Brief: Each line of the material beneath should be duplicated exactly.

Available records:
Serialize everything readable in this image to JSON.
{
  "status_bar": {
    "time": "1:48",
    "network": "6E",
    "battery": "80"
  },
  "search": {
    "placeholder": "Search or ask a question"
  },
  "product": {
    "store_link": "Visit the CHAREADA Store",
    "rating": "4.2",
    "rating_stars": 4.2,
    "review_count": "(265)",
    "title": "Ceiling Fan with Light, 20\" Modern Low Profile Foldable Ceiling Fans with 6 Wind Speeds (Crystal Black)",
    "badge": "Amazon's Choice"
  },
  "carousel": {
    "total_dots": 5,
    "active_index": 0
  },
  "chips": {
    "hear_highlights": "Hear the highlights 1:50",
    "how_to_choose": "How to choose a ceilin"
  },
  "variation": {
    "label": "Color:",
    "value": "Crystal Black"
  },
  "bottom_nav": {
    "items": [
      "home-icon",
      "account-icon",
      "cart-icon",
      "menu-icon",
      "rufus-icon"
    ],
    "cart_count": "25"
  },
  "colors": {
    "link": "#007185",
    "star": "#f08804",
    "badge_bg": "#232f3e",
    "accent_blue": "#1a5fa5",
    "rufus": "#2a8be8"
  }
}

Answer to this task:
Serialize everything readable in this image to JSON.
{
  "status_bar": {
    "time": "1:48",
    "network": "6E",
    "battery": "80"
  },
  "search": {
    "placeholder": "Search or ask a question"
  },
  "product": {
    "store_link": "Visit the CHAREADA Store",
    "rating": "4.2",
    "rating_stars": 4.2,
    "review_count": "(265)",
    "title": "Ceiling Fan with Light, 20\" Modern Low Profile Foldable Ceiling Fans with 6 Wind Speeds (Crystal Black)",
    "badge": "Amazon's Choice"
  },
  "carousel": {
    "total_dots": 5,
    "active_index": 0
  },
  "chips": {
    "hear_highlights": "Hear the highlights 1:50",
    "how_to_choose": "How to choose a ceilin"
  },
  "variation": {
    "label": "Color:",
    "value": "Crystal Black"
  },
  "bottom_nav": {
    "items": [
      "home-icon",
      "account-icon",
      "cart-icon",
      "menu-icon",
      "rufus-icon"
    ],
    "cart_count": "25"
  },
  "colors": {
    "link": "#007185",
    "star": "#f08804",
    "badge_bg": "#232f3e",
    "accent_blue": "#1a5fa5",
    "rufus": "#2a8be8"
  }
}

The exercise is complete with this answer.